TRIPARTITE AGREEMENT. The tripartite agreement was an international monetary agreement concluded in September 1936 by France, England and the United States to stabilize their currencies both domestically and on the stock exchange. After the suspension of the gold standard by England in 1931 and the United States in 1933, a serious imbalance developed between their currencies and those of the gold bloc countries, especially France. At the same time, both in England and in America, controversy has intensified between the proponents of „solid money“, who insisted on stabilization, and those who favoured a total demonization of gold and an administered currency. The Gold Bloc countries also insisted that the pound sterling and the dollar stabilize because their fluctuating values had a negative impact on the market value of the gold block currencies. As devaluation pushed up import prices and lowered export prices in England and America, the Gold Bloc countries would eventually have to devalue if the major monetary powers failed to reach an agreement on international stabilization. Parallel to the announcement of the tripartite agreement, France devalued its currency. (2) The Minister of Finance communicated on the same day that the United Kingdom and France had fulfilled the conditions set out in its declaration of purchase of gold from the United States for export or immediate allocation. On 24 November 1936, he announced that, because of the principles of the tripartite declaration of 25 September 1936, reciprocal agreements had also been concluded with Belgium, the Netherlands and Switzerland. Return The tripartite agreement was informal and provisional. [5] Subcribative nations have agreed to refrain from competitive devaluation[6] in order to maintain monetary values at their current level, provided that this attempt does not seriously affect domestic prosperity.

France devalued its currency as part of the agreement. „International monetary cooperation has never been more urgent and binding than it is today. Max Harris sheds light on the premise by deploying new evidence of one of the most important, but also forgotten, episodes of 20th century international cooperation, the 1936 tripartite agreement. There are important lessons for policy makers.
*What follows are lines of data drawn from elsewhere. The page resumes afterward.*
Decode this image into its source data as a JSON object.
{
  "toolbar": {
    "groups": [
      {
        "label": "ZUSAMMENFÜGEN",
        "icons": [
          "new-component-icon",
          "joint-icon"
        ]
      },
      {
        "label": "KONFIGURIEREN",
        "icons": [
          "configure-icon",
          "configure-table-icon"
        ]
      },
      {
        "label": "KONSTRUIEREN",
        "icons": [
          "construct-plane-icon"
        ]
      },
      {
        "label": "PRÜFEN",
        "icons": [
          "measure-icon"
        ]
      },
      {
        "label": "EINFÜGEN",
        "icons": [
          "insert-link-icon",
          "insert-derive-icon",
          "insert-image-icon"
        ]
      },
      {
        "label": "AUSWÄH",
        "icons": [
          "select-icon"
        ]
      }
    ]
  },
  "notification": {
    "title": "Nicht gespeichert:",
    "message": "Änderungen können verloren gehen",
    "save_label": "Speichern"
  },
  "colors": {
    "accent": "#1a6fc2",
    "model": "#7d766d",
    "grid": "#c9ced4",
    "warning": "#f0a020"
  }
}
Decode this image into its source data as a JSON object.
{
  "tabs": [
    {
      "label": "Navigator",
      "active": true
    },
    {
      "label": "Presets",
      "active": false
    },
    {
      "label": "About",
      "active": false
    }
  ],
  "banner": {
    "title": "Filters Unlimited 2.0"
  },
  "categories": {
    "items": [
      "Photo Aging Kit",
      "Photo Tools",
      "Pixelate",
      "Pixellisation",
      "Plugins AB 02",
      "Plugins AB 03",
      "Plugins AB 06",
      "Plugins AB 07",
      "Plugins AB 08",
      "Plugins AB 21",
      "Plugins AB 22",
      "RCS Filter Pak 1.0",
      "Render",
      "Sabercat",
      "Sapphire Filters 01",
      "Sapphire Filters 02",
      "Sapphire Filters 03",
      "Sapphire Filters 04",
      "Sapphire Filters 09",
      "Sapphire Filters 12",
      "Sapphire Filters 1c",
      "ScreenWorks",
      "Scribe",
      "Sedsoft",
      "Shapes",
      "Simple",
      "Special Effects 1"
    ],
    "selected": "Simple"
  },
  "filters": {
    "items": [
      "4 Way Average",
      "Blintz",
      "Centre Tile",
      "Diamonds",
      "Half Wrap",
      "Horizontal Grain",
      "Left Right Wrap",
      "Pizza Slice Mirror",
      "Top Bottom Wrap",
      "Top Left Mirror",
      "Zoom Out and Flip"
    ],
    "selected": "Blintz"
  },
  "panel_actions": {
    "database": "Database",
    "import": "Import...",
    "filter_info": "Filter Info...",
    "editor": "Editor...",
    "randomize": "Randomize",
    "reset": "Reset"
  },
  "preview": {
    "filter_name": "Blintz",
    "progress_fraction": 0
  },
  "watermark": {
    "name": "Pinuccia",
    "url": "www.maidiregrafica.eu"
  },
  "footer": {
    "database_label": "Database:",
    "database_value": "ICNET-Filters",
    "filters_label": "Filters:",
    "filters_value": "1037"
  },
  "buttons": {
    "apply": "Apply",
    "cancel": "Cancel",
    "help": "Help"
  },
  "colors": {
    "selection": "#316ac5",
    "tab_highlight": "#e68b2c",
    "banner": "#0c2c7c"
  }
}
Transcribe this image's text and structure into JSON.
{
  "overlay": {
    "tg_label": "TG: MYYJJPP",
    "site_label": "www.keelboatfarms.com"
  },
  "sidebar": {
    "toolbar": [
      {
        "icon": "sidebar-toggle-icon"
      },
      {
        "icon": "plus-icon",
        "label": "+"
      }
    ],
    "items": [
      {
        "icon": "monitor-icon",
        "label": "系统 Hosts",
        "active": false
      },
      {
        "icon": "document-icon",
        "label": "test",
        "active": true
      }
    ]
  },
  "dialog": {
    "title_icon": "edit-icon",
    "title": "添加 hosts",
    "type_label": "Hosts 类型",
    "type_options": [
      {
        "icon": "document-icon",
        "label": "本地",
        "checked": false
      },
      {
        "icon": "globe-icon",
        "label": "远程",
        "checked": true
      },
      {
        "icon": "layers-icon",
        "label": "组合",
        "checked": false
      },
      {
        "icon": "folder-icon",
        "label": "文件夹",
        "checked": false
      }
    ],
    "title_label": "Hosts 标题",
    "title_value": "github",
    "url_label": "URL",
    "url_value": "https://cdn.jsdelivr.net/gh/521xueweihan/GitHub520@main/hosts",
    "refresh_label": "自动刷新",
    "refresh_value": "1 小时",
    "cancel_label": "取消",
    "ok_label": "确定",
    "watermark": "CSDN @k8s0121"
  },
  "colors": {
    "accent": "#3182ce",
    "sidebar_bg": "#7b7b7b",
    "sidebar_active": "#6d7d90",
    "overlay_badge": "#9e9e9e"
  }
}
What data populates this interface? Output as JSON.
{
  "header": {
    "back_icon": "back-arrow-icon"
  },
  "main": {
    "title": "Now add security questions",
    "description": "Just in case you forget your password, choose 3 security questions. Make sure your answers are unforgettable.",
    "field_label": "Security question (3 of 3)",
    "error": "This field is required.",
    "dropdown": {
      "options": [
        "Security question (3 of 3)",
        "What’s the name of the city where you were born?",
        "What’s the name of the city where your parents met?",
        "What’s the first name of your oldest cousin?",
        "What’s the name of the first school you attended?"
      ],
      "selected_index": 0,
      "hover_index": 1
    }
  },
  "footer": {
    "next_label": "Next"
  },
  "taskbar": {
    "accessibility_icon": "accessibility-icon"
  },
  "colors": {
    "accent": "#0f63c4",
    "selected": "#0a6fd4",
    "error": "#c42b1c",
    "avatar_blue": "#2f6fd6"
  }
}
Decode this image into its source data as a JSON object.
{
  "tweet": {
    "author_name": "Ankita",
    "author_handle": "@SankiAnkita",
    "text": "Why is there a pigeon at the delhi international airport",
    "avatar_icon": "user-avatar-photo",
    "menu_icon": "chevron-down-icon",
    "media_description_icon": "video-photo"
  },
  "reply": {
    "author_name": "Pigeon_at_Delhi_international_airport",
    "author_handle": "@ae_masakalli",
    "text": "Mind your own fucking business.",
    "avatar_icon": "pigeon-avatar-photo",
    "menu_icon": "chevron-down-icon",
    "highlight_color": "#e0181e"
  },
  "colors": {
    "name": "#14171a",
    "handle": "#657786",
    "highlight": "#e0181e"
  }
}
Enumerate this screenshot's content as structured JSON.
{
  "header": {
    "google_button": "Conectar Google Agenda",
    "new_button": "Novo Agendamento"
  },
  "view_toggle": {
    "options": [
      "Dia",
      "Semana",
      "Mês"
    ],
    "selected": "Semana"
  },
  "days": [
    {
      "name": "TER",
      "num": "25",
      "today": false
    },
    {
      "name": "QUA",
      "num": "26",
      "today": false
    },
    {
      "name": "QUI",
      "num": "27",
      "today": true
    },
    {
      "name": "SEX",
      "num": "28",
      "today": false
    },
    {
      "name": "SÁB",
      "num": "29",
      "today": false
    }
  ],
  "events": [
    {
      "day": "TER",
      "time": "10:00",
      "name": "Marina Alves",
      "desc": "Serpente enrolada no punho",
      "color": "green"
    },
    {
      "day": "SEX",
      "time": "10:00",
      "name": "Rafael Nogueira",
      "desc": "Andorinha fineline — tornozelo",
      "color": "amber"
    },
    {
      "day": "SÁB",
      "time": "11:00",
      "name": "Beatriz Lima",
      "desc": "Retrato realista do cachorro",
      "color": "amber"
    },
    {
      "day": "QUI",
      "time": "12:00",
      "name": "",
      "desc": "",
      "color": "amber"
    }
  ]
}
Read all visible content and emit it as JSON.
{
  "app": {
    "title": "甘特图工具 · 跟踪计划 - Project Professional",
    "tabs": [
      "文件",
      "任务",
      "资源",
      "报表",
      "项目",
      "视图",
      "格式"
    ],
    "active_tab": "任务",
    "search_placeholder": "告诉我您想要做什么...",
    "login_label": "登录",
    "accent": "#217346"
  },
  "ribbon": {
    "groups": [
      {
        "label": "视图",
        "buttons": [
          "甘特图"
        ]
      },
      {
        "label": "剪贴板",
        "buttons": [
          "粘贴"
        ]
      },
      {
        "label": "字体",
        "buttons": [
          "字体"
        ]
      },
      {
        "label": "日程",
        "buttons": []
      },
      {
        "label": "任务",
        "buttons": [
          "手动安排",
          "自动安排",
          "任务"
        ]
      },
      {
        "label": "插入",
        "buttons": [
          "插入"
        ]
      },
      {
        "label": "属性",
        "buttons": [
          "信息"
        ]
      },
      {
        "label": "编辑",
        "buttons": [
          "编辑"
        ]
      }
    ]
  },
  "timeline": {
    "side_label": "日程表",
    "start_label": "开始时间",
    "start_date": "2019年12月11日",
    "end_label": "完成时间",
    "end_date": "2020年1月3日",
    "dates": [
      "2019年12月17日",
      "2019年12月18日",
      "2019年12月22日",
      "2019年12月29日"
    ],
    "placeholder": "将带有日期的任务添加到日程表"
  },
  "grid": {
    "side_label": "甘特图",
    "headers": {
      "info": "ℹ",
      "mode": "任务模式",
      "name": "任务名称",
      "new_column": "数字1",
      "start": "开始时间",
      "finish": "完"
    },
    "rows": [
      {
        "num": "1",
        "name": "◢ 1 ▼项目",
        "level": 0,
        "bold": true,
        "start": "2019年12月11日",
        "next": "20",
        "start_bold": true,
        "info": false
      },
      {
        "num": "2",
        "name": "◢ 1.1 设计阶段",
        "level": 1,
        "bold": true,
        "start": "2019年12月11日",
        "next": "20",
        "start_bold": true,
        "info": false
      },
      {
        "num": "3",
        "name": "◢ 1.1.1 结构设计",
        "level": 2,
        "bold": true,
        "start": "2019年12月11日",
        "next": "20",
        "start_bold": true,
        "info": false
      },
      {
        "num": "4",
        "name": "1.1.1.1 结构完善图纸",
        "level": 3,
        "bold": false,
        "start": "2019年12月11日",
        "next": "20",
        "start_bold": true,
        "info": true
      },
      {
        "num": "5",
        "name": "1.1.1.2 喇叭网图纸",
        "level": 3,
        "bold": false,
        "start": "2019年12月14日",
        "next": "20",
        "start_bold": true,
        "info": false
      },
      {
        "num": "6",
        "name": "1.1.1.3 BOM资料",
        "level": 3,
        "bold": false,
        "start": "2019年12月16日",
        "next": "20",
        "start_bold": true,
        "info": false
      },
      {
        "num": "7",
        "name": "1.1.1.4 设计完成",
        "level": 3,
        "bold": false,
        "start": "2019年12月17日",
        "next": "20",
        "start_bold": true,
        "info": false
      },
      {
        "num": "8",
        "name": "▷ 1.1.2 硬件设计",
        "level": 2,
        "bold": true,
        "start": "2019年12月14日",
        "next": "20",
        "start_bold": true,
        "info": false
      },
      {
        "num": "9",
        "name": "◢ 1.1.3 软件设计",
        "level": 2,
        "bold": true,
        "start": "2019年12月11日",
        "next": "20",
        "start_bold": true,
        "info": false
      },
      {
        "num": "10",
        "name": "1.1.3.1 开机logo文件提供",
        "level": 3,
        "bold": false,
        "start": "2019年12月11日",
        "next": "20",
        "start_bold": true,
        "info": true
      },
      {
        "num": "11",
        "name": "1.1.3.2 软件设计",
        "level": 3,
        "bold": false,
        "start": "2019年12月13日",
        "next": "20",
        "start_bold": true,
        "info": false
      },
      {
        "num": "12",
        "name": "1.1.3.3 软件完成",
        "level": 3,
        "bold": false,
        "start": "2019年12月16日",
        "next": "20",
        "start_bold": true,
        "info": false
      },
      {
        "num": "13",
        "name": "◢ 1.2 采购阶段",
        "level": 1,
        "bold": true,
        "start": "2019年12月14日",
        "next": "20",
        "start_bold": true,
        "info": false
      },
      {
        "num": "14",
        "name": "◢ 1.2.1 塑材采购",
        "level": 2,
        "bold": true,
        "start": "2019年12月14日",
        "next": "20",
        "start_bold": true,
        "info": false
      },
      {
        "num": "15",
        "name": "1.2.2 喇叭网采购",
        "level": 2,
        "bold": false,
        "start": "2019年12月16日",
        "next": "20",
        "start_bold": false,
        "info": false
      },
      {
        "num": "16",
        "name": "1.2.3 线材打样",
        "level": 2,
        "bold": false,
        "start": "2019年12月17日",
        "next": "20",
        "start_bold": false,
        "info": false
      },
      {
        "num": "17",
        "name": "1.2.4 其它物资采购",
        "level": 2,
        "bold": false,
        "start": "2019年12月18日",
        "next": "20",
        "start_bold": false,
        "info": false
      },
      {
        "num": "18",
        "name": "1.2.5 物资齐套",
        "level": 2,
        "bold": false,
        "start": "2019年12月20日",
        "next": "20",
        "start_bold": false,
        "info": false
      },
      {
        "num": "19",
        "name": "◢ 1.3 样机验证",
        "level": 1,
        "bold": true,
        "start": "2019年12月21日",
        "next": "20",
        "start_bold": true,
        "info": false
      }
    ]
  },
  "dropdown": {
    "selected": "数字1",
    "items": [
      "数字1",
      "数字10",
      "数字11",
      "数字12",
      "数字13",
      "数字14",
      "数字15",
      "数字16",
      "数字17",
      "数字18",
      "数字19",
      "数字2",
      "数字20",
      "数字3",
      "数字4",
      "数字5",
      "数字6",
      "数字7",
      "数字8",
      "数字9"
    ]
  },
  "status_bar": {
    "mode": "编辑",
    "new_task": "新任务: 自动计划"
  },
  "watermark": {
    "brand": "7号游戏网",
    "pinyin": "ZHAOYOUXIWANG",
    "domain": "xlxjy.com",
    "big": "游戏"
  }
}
For the rest of us, who knew that the history of money could be so entertaining? (1) Sometimes referred to as „gentlemen`s tripartite agreement“ or „arrangement.“ In a statement by Foreign Minister Cordell Hull, a press release from the Ministry of Foreign Affairs of 26 September 1936 indicated in part that the tripartite agreement was an international monetary agreement concluded by the United States, France and Great Britain in September 1936 to stabilize the currencies of their nations, both domestically and in international foreign exchange markets. [1] „Using primary data sources, including archives recently published by the Bank of England, Max Harris shows that the tripartite monetary stabilization agreement between the United States, France and the United Kingdom in the late 1930s took on many features of the post-war Bretton Woods system.